What the task asks | Please output all the entries word for word, without the pictures.

▼▼▼

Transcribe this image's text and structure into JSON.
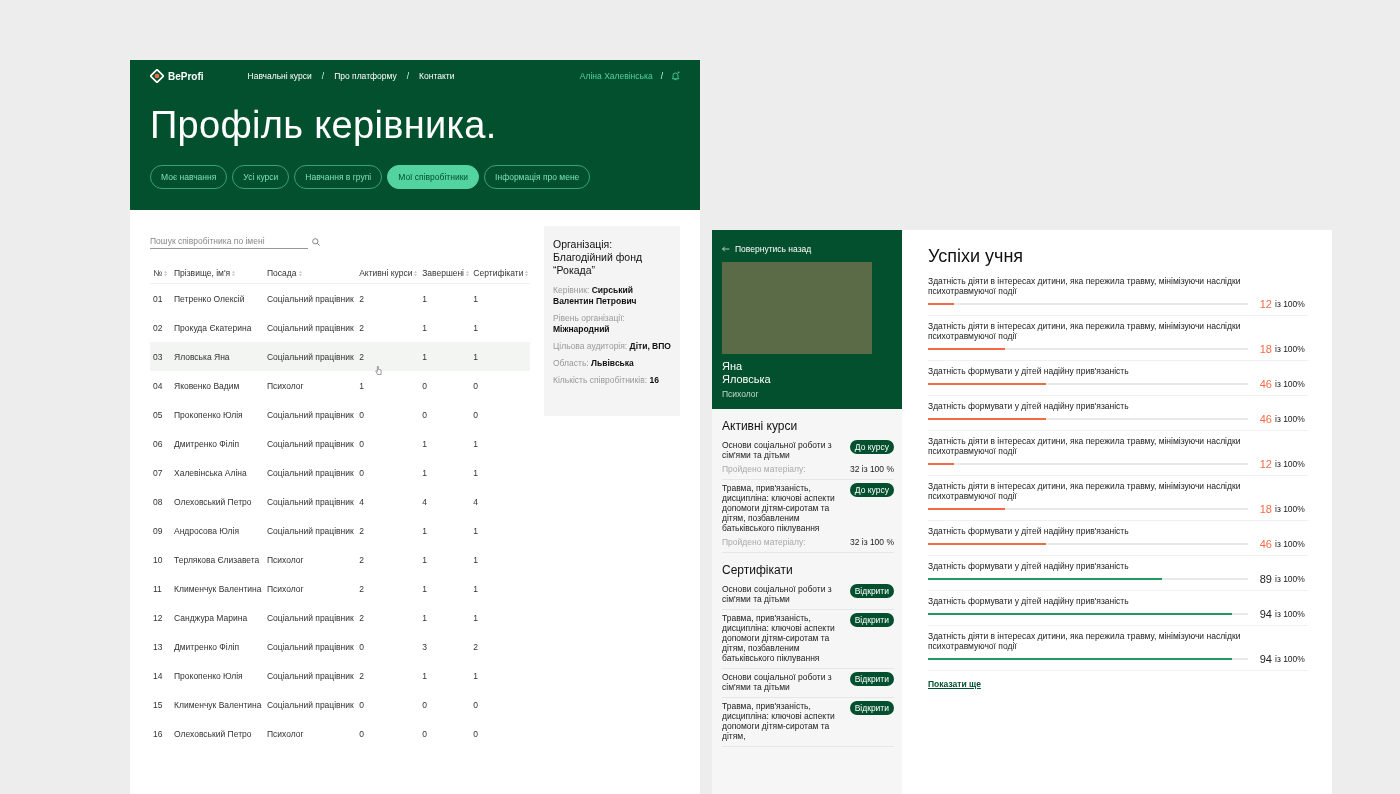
{
  "manager_page": {
    "logo": "BeProfi",
    "nav": [
      {
        "label": "Навчальні курси"
      },
      {
        "label": "Про платформу"
      },
      {
        "label": "Контакти"
      }
    ],
    "nav_separator": "/",
    "user_name": "Аліна Халевінська",
    "user_separator": "/",
    "title": "Профіль керівника.",
    "tabs": [
      {
        "label": "Моє навчання",
        "selected": false
      },
      {
        "label": "Усі курси",
        "selected": false
      },
      {
        "label": "Навчання в групі",
        "selected": false
      },
      {
        "label": "Мої співробітники",
        "selected": true
      },
      {
        "label": "Інформація про мене",
        "selected": false
      }
    ],
    "search": {
      "placeholder": "Пошук співробітника по імені"
    },
    "table": {
      "columns": [
        "№",
        "Прізвище, ім'я",
        "Посада",
        "Активні курси",
        "Завершені",
        "Сертифікати"
      ],
      "rows": [
        {
          "cells": [
            "01",
            "Петренко Олексій",
            "Соціальний працівник",
            "2",
            "1",
            "1"
          ],
          "selected": false
        },
        {
          "cells": [
            "02",
            "Прокуда Єкатерина",
            "Соціальний працівник",
            "2",
            "1",
            "1"
          ],
          "selected": false
        },
        {
          "cells": [
            "03",
            "Яловська Яна",
            "Соціальний працівник",
            "2",
            "1",
            "1"
          ],
          "selected": true
        },
        {
          "cells": [
            "04",
            "Яковенко Вадим",
            "Психолог",
            "1",
            "0",
            "0"
          ],
          "selected": false
        },
        {
          "cells": [
            "05",
            "Прокопенко Юлія",
            "Соціальний працівник",
            "0",
            "0",
            "0"
          ],
          "selected": false
        },
        {
          "cells": [
            "06",
            "Дмитренко Філіп",
            "Соціальний працівник",
            "0",
            "1",
            "1"
          ],
          "selected": false
        },
        {
          "cells": [
            "07",
            "Халевінська Аліна",
            "Соціальний працівник",
            "0",
            "1",
            "1"
          ],
          "selected": false
        },
        {
          "cells": [
            "08",
            "Олеховський Петро",
            "Соціальний працівник",
            "4",
            "4",
            "4"
          ],
          "selected": false
        },
        {
          "cells": [
            "09",
            "Андросова Юлія",
            "Соціальний працівник",
            "2",
            "1",
            "1"
          ],
          "selected": false
        },
        {
          "cells": [
            "10",
            "Терлякова Єлизавета",
            "Психолог",
            "2",
            "1",
            "1"
          ],
          "selected": false
        },
        {
          "cells": [
            "11",
            "Клименчук Валентина",
            "Психолог",
            "2",
            "1",
            "1"
          ],
          "selected": false
        },
        {
          "cells": [
            "12",
            "Санджура Марина",
            "Соціальний працівник",
            "2",
            "1",
            "1"
          ],
          "selected": false
        },
        {
          "cells": [
            "13",
            "Дмитренко Філіп",
            "Соціальний працівник",
            "0",
            "3",
            "2"
          ],
          "selected": false
        },
        {
          "cells": [
            "14",
            "Прокопенко Юлія",
            "Соціальний працівник",
            "2",
            "1",
            "1"
          ],
          "selected": false
        },
        {
          "cells": [
            "15",
            "Клименчук Валентина",
            "Соціальний працівник",
            "0",
            "0",
            "0"
          ],
          "selected": false
        },
        {
          "cells": [
            "16",
            "Олеховський Петро",
            "Психолог",
            "0",
            "0",
            "0"
          ],
          "selected": false
        }
      ]
    },
    "organization": {
      "title": "Організація: Благодійний фонд “Рокада”",
      "fields": [
        {
          "label": "Керівник:",
          "value": "Сирський Валентин Петрович"
        },
        {
          "label": "Рівень організації:",
          "value": "Міжнародний"
        },
        {
          "label": "Цільова аудиторія:",
          "value": "Діти, ВПО"
        },
        {
          "label": "Область:",
          "value": "Львівська"
        },
        {
          "label": "Кількість співробітників:",
          "value": "16"
        }
      ]
    }
  },
  "student_page": {
    "back_link": "Повернутись назад",
    "student_name": "Яна Яловська",
    "student_role": "Психолог",
    "active_courses": {
      "title": "Активні курси",
      "items": [
        {
          "name": "Основи соціальної роботи з сім'ями та дітьми",
          "button": "До курсу",
          "progress_label": "Пройдено матеріалу:",
          "progress": "32 із 100 %"
        },
        {
          "name": "Травма, прив'язаність, дисципліна: ключові аспекти допомоги дітям-сиротам та дітям, позбавленим батьківського піклування",
          "button": "До курсу",
          "progress_label": "Пройдено матеріалу:",
          "progress": "32 із 100 %"
        }
      ]
    },
    "certificates": {
      "title": "Сертифікати",
      "items": [
        {
          "name": "Основи соціальної роботи з сім'ями та дітьми",
          "button": "Відкрити"
        },
        {
          "name": "Травма, прив'язаність, дисципліна: ключові аспекти допомоги дітям-сиротам та дітям, позбавленим батьківського піклування",
          "button": "Відкрити"
        },
        {
          "name": "Основи соціальної роботи з сім'ями та дітьми",
          "button": "Відкрити"
        },
        {
          "name": "Травма, прив'язаність, дисципліна: ключові аспекти допомоги дітям-сиротам та дітям,",
          "button": "Відкрити"
        }
      ]
    },
    "progress_title": "Успіхи учня",
    "skills": [
      {
        "name": "Здатність діяти в інтересах дитини, яка пережила травму, мінімізуючи наслідки психотравмуючої події",
        "score": "12",
        "of": "із 100%",
        "level": 0.08,
        "color": "#f26b45"
      },
      {
        "name": "Здатність діяти в інтересах дитини, яка пережила травму, мінімізуючи наслідки психотравмуючої події",
        "score": "18",
        "of": "із 100%",
        "level": 0.24,
        "color": "#f26b45"
      },
      {
        "name": "Здатність формувати у дітей надійну прив'язаність",
        "score": "46",
        "of": "із 100%",
        "level": 0.37,
        "color": "#f26b45"
      },
      {
        "name": "Здатність формувати у дітей надійну прив'язаність",
        "score": "46",
        "of": "із 100%",
        "level": 0.37,
        "color": "#f26b45"
      },
      {
        "name": "Здатність діяти в інтересах дитини, яка пережила травму, мінімізуючи наслідки психотравмуючої події",
        "score": "12",
        "of": "із 100%",
        "level": 0.08,
        "color": "#f26b45"
      },
      {
        "name": "Здатність діяти в інтересах дитини, яка пережила травму, мінімізуючи наслідки психотравмуючої події",
        "score": "18",
        "of": "із 100%",
        "level": 0.24,
        "color": "#f26b45"
      },
      {
        "name": "Здатність формувати у дітей надійну прив'язаність",
        "score": "46",
        "of": "із 100%",
        "level": 0.37,
        "color": "#f26b45"
      },
      {
        "name": "Здатність формувати у дітей надійну прив'язаність",
        "score": "89",
        "of": "із 100%",
        "level": 0.73,
        "color": "#1f9a62"
      },
      {
        "name": "Здатність формувати у дітей надійну прив'язаність",
        "score": "94",
        "of": "із 100%",
        "level": 0.95,
        "color": "#1f9a62"
      },
      {
        "name": "Здатність діяти в інтересах дитини, яка пережила травму, мінімізуючи наслідки психотравмуючої події",
        "score": "94",
        "of": "із 100%",
        "level": 0.95,
        "color": "#1f9a62"
      }
    ],
    "show_more": "Показати ще"
  }
}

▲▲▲

Answer box |
Transcribe this image's text and structure into JSON.
{
  "manager_page": {
    "logo": "BeProfi",
    "nav": [
      {
        "label": "Навчальні курси"
      },
      {
        "label": "Про платформу"
      },
      {
        "label": "Контакти"
      }
    ],
    "nav_separator": "/",
    "user_name": "Аліна Халевінська",
    "user_separator": "/",
    "title": "Профіль керівника.",
    "tabs": [
      {
        "label": "Моє навчання",
        "selected": false
      },
      {
        "label": "Усі курси",
        "selected": false
      },
      {
        "label": "Навчання в групі",
        "selected": false
      },
      {
        "label": "Мої співробітники",
        "selected": true
      },
      {
        "label": "Інформація про мене",
        "selected": false
      }
    ],
    "search": {
      "placeholder": "Пошук співробітника по імені"
    },
    "table": {
      "columns": [
        "№",
        "Прізвище, ім'я",
        "Посада",
        "Активні курси",
        "Завершені",
        "Сертифікати"
      ],
      "rows": [
        {
          "cells": [
            "01",
            "Петренко Олексій",
            "Соціальний працівник",
            "2",
            "1",
            "1"
          ],
          "selected": false
        },
        {
          "cells": [
            "02",
            "Прокуда Єкатерина",
            "Соціальний працівник",
            "2",
            "1",
            "1"
          ],
          "selected": false
        },
        {
          "cells": [
            "03",
            "Яловська Яна",
            "Соціальний працівник",
            "2",
            "1",
            "1"
          ],
          "selected": true
        },
        {
          "cells": [
            "04",
            "Яковенко Вадим",
            "Психолог",
            "1",
            "0",
            "0"
          ],
          "selected": false
        },
        {
          "cells": [
            "05",
            "Прокопенко Юлія",
            "Соціальний працівник",
            "0",
            "0",
            "0"
          ],
          "selected": false
        },
        {
          "cells": [
            "06",
            "Дмитренко Філіп",
            "Соціальний працівник",
            "0",
            "1",
            "1"
          ],
          "selected": false
        },
        {
          "cells": [
            "07",
            "Халевінська Аліна",
            "Соціальний працівник",
            "0",
            "1",
            "1"
          ],
          "selected": false
        },
        {
          "cells": [
            "08",
            "Олеховський Петро",
            "Соціальний працівник",
            "4",
            "4",
            "4"
          ],
          "selected": false
        },
        {
          "cells": [
            "09",
            "Андросова Юлія",
            "Соціальний працівник",
            "2",
            "1",
            "1"
          ],
          "selected": false
        },
        {
          "cells": [
            "10",
            "Терлякова Єлизавета",
            "Психолог",
            "2",
            "1",
            "1"
          ],
          "selected": false
        },
        {
          "cells": [
            "11",
            "Клименчук Валентина",
            "Психолог",
            "2",
            "1",
            "1"
          ],
          "selected": false
        },
        {
          "cells": [
            "12",
            "Санджура Марина",
            "Соціальний працівник",
            "2",
            "1",
            "1"
          ],
          "selected": false
        },
        {
          "cells": [
            "13",
            "Дмитренко Філіп",
            "Соціальний працівник",
            "0",
            "3",
            "2"
          ],
          "selected": false
        },
        {
          "cells": [
            "14",
            "Прокопенко Юлія",
            "Соціальний працівник",
            "2",
            "1",
            "1"
          ],
          "selected": false
        },
        {
          "cells": [
            "15",
            "Клименчук Валентина",
            "Соціальний працівник",
            "0",
            "0",
            "0"
          ],
          "selected": false
        },
        {
          "cells": [
            "16",
            "Олеховський Петро",
            "Психолог",
            "0",
            "0",
            "0"
          ],
          "selected": false
        }
      ]
    },
    "organization": {
      "title": "Організація: Благодійний фонд “Рокада”",
      "fields": [
        {
          "label": "Керівник:",
          "value": "Сирський Валентин Петрович"
        },
        {
          "label": "Рівень організації:",
          "value": "Міжнародний"
        },
        {
          "label": "Цільова аудиторія:",
          "value": "Діти, ВПО"
        },
        {
          "label": "Область:",
          "value": "Львівська"
        },
        {
          "label": "Кількість співробітників:",
          "value": "16"
        }
      ]
    }
  },
  "student_page": {
    "back_link": "Повернутись назад",
    "student_name": "Яна Яловська",
    "student_role": "Психолог",
    "active_courses": {
      "title": "Активні курси",
      "items": [
        {
          "name": "Основи соціальної роботи з сім'ями та дітьми",
          "button": "До курсу",
          "progress_label": "Пройдено матеріалу:",
          "progress": "32 із 100 %"
        },
        {
          "name": "Травма, прив'язаність, дисципліна: ключові аспекти допомоги дітям-сиротам та дітям, позбавленим батьківського піклування",
          "button": "До курсу",
          "progress_label": "Пройдено матеріалу:",
          "progress": "32 із 100 %"
        }
      ]
    },
    "certificates": {
      "title": "Сертифікати",
      "items": [
        {
          "name": "Основи соціальної роботи з сім'ями та дітьми",
          "button": "Відкрити"
        },
        {
          "name": "Травма, прив'язаність, дисципліна: ключові аспекти допомоги дітям-сиротам та дітям, позбавленим батьківського піклування",
          "button": "Відкрити"
        },
        {
          "name": "Основи соціальної роботи з сім'ями та дітьми",
          "button": "Відкрити"
        },
        {
          "name": "Травма, прив'язаність, дисципліна: ключові аспекти допомоги дітям-сиротам та дітям,",
          "button": "Відкрити"
        }
      ]
    },
    "progress_title": "Успіхи учня",
    "skills": [
      {
        "name": "Здатність діяти в інтересах дитини, яка пережила травму, мінімізуючи наслідки психотравмуючої події",
        "score": "12",
        "of": "із 100%",
        "level": 0.08,
        "color": "#f26b45"
      },
      {
        "name": "Здатність діяти в інтересах дитини, яка пережила травму, мінімізуючи наслідки психотравмуючої події",
        "score": "18",
        "of": "із 100%",
        "level": 0.24,
        "color": "#f26b45"
      },
      {
        "name": "Здатність формувати у дітей надійну прив'язаність",
        "score": "46",
        "of": "із 100%",
        "level": 0.37,
        "color": "#f26b45"
      },
      {
        "name": "Здатність формувати у дітей надійну прив'язаність",
        "score": "46",
        "of": "із 100%",
        "level": 0.37,
        "color": "#f26b45"
      },
      {
        "name": "Здатність діяти в інтересах дитини, яка пережила травму, мінімізуючи наслідки психотравмуючої події",
        "score": "12",
        "of": "із 100%",
        "level": 0.08,
        "color": "#f26b45"
      },
      {
        "name": "Здатність діяти в інтересах дитини, яка пережила травму, мінімізуючи наслідки психотравмуючої події",
        "score": "18",
        "of": "із 100%",
        "level": 0.24,
        "color": "#f26b45"
      },
      {
        "name": "Здатність формувати у дітей надійну прив'язаність",
        "score": "46",
        "of": "із 100%",
        "level": 0.37,
        "color": "#f26b45"
      },
      {
        "name": "Здатність формувати у дітей надійну прив'язаність",
        "score": "89",
        "of": "із 100%",
        "level": 0.73,
        "color": "#1f9a62"
      },
      {
        "name": "Здатність формувати у дітей надійну прив'язаність",
        "score": "94",
        "of": "із 100%",
        "level": 0.95,
        "color": "#1f9a62"
      },
      {
        "name": "Здатність діяти в інтересах дитини, яка пережила травму, мінімізуючи наслідки психотравмуючої події",
        "score": "94",
        "of": "із 100%",
        "level": 0.95,
        "color": "#1f9a62"
      }
    ],
    "show_more": "Показати ще"
  }
}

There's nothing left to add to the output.